by Tony Attwood
The notion that if only Arsenal could replace the manager we would then have someone who will ruthlessly identify the players needed and bring them to the club, is, in my view, not a reasonable one. The expenditure by Manchester City and Manchester United is now getting so far ahead of Arsenal, that it would need a takeover by a state such as Saudi Arabia to make that sort of expenditure viable.
Saudi Aramco is expected to have a $2 trillion value and they have to do something with the money. Of course they could take on world hunger and poverty, or beat the shit out of Qatar, but if neither of those is on the shopping list, why not a football club like Arsenal.
Man City spent £128m net in the summer, Man U spent £136m net. And they both look like they are going to go on doing this. Even if we had had a manager whose modus operandi was spend spend spend we wouldn’t be keeping up with them – not without a compliant country on board.
Of course we can blame Kroenke for this – he doesn’t put lots of money into his clubs. And we can blame the board of directors of the 1950s and 1960s who on seeing how Manchester United started to promote themselves with worldwide marketing failed to catch on to the potential.
We’ve survived thus far with a great youth policy and clever buying of players who are off the radar. But the radar of all clubs works better these days, and the youth policy can only do so much (we might see how much in the League Cup fixture this week). But a net spend of £100m plus in each transfer window? I suspect not.
In fact after five games this season only Manchester City and Manchester United are actually better off than they were last year, among the clubs with thoughts of winning things.
After five games last season the league looked like this… with the “end” column showing where each team ended up at the end of the season.
|10||West Bromwich Albion||5||2||1||2||6||5||1||7||10|
So far this season Man U are four points better off and Man City are two points better off than they were at this point a year ago. Watford are one point better off than a year ago. Liverpool, Arsenal, West Brom and Chelsea are each two points worse off than a year ago at this point.
The big losers however are Tottenham who are five points worse off than they were a year ago and Crystal Palace who are seven points worse off.
Tottenham’s problem is their home form. A year ago they had played three at home, winning two and drawing one. This season they have played three at home and won none.

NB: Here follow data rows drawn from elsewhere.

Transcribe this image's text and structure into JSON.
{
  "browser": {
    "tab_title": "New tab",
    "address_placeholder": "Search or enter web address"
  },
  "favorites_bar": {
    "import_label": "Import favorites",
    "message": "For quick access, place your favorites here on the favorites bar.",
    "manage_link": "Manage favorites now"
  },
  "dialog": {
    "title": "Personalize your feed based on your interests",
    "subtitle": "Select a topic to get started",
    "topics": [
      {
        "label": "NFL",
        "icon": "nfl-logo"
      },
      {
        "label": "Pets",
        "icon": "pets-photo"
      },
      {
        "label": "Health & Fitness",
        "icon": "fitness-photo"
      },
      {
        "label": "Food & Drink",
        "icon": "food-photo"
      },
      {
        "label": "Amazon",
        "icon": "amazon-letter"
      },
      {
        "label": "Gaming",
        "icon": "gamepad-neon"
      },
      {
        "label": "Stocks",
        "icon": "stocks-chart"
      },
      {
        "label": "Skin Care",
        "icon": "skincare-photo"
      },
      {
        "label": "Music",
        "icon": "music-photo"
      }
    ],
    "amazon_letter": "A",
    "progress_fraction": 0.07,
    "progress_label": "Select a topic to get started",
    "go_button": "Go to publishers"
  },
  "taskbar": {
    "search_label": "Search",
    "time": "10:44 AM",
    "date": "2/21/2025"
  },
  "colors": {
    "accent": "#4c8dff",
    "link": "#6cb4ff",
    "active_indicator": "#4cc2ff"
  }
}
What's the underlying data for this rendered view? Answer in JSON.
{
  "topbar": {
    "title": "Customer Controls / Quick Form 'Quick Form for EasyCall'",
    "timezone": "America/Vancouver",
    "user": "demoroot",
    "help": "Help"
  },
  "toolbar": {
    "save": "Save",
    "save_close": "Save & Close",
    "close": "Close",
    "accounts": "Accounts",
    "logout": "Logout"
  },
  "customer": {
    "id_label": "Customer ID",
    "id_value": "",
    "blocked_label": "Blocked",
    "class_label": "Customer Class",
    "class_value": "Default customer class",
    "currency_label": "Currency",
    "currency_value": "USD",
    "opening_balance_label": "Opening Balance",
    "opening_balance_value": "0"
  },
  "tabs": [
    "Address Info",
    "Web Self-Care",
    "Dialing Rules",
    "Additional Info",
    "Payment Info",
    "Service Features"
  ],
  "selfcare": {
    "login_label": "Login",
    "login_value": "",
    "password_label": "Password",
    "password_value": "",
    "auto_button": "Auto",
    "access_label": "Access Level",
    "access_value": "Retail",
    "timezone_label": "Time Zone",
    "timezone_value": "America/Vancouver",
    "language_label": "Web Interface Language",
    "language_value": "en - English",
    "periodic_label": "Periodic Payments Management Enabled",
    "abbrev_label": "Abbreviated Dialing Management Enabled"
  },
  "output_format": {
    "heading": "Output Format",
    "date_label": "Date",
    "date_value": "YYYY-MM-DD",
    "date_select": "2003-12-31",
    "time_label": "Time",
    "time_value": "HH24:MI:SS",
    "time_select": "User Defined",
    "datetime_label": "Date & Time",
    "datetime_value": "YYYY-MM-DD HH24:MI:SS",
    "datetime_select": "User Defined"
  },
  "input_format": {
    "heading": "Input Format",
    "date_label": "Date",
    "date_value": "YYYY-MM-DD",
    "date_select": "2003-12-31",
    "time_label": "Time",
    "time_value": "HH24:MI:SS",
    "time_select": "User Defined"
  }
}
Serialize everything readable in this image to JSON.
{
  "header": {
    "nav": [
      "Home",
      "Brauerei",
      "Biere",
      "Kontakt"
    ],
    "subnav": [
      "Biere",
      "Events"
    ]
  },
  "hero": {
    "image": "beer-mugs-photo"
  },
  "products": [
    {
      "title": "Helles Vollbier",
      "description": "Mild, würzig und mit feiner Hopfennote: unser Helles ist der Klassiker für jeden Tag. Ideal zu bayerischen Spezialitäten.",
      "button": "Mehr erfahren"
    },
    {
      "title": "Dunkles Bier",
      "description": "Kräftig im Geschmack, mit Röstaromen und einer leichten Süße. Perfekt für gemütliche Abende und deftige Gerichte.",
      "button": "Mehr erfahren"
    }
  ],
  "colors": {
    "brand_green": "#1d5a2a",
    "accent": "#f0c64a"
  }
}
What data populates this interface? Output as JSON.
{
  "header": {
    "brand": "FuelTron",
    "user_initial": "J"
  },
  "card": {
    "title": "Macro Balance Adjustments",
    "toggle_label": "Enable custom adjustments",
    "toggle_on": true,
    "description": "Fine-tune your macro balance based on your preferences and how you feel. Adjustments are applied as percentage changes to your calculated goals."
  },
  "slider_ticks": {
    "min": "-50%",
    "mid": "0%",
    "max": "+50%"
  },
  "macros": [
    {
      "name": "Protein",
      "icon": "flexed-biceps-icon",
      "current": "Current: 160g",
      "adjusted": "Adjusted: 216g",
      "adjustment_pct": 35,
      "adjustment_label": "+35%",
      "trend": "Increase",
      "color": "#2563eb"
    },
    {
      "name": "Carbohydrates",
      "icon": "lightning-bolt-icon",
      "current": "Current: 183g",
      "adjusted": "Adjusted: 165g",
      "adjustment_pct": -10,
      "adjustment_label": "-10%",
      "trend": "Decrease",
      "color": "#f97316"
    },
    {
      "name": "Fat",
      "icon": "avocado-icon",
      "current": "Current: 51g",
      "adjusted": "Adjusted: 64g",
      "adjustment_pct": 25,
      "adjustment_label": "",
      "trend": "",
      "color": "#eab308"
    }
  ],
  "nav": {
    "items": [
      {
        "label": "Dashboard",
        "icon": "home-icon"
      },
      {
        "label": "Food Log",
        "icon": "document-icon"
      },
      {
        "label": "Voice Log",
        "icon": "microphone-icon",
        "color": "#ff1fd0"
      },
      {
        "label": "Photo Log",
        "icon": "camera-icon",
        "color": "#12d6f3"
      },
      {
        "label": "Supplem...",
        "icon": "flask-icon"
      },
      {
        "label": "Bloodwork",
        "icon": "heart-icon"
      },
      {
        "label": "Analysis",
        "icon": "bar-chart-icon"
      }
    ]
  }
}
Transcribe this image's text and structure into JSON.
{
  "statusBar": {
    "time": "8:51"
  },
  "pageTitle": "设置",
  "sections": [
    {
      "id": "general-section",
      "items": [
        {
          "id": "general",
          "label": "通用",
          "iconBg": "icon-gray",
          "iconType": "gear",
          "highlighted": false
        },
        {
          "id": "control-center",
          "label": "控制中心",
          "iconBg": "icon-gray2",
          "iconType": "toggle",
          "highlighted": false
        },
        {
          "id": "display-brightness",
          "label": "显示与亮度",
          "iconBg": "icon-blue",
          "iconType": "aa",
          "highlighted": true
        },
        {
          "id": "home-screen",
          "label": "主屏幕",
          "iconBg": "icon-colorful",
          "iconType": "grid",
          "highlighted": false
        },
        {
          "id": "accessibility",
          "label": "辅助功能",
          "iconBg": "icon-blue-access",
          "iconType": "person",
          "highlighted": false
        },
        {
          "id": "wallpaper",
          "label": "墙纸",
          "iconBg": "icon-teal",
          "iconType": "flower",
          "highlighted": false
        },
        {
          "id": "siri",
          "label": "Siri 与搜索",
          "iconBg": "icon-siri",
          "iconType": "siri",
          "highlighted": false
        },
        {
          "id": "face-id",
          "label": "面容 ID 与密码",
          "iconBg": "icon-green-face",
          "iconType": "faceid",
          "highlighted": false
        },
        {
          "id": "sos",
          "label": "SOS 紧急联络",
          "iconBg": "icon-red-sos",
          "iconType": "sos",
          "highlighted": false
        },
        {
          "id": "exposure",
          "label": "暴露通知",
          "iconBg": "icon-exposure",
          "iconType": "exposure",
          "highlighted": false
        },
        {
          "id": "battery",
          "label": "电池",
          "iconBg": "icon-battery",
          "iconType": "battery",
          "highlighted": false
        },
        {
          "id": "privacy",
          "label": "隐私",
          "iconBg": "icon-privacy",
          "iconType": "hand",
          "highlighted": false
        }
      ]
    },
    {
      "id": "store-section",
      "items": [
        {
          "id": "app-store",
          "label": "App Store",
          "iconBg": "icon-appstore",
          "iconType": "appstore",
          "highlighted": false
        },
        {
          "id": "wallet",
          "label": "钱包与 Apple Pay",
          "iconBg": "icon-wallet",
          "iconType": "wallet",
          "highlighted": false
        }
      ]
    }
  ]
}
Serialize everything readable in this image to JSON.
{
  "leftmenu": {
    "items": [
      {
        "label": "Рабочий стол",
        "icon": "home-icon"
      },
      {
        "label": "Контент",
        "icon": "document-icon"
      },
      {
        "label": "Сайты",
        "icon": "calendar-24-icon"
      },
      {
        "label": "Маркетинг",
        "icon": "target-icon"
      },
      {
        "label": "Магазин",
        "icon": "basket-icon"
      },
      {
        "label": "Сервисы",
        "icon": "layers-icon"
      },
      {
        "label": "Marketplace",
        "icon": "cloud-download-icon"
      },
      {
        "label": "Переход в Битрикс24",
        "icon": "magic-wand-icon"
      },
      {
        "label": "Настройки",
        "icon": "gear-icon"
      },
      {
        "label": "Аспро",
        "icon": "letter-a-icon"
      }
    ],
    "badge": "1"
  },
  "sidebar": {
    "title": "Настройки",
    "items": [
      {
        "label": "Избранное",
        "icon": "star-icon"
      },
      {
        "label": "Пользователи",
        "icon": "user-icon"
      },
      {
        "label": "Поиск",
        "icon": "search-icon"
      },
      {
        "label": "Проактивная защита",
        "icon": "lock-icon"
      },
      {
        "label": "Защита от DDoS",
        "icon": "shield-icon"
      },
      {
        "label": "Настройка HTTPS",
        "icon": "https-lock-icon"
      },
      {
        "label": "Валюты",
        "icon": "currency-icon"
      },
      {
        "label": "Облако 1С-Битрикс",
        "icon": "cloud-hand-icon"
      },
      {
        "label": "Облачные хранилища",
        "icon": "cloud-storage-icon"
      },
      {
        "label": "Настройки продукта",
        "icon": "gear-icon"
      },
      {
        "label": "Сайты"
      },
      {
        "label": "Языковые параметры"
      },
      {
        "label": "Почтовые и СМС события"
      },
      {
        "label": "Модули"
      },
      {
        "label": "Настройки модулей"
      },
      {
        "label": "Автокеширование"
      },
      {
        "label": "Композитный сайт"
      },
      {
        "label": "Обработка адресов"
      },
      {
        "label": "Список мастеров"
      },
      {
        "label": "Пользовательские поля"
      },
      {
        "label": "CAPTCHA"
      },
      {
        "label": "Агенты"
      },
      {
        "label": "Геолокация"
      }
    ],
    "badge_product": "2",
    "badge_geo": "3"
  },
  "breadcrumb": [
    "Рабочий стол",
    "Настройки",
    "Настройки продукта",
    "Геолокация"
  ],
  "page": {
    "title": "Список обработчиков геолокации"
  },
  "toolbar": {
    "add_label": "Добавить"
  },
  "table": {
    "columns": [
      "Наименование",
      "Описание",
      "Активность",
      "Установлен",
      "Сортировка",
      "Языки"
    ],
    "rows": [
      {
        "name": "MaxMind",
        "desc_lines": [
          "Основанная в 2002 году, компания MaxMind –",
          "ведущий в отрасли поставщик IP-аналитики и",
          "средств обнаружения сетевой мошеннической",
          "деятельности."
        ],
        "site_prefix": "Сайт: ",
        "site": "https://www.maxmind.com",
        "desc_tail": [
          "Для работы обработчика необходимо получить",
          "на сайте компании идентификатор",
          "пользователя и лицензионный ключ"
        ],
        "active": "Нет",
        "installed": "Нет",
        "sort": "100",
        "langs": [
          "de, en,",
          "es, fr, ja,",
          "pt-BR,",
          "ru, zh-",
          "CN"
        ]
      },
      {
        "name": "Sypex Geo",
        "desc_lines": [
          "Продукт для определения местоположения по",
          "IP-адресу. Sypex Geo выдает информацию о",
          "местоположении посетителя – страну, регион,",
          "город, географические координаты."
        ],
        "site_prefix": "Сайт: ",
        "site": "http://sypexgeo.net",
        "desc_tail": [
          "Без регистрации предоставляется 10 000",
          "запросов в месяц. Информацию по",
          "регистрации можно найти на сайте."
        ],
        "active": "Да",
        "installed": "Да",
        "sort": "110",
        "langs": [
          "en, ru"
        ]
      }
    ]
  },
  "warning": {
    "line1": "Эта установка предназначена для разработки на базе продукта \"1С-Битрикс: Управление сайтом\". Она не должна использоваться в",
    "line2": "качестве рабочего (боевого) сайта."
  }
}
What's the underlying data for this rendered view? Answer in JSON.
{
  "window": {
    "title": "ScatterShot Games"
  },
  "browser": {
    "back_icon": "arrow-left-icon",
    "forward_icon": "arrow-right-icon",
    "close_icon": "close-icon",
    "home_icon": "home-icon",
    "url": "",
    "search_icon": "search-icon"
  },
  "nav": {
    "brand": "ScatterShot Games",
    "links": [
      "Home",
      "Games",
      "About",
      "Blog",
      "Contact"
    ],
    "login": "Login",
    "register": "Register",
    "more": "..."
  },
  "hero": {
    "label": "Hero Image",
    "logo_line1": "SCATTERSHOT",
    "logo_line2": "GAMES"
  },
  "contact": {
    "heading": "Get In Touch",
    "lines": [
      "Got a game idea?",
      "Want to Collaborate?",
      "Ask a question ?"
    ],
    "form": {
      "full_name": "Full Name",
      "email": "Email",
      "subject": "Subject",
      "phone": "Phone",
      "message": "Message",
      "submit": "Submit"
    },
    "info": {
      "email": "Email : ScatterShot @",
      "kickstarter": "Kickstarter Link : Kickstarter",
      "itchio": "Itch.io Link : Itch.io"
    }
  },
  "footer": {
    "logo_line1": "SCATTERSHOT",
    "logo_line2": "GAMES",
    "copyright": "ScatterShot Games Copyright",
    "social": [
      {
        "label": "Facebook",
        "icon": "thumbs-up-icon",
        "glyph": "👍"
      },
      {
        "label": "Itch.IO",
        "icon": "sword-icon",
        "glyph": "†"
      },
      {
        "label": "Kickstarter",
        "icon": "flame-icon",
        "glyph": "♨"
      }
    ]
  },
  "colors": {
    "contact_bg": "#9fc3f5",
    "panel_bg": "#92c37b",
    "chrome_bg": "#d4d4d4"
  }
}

Now it is considered in many cultures that saying “told you so” is a bit rude and not very tasteful, so in terms of Untold’s prediction about Tottenham vis a vis their move to Wembley I won’t say I told you so. I’ll let you work it out for yourself.
So can we learning anything from all this?
Obviously the position after five games is not a particularly good indicator of where clubs will be at the end of the season. Last season’s champions were five points off the top after five games; Arsenal are currently six points off the top team.
Everton are the big sinkers currently lying 18th out of 20 clubs with four points, nine fewer than this time last year. And why is that? Maybe (and just as my view about Tottenham struggling at Wembley was a view based on what has happened in the past) this is what comes of bringing in 14 new players over the summer. Maybe that wasn’t the best idea going around.
- Chelsea on track to get 23 red cards this season and Arsenal to get 53 yellows.
- Chelsea – Arsenal : 0-0 – the Untold match report
- Chelsea’s problem with the Reds and a red, and China’s problem with Arry the Red.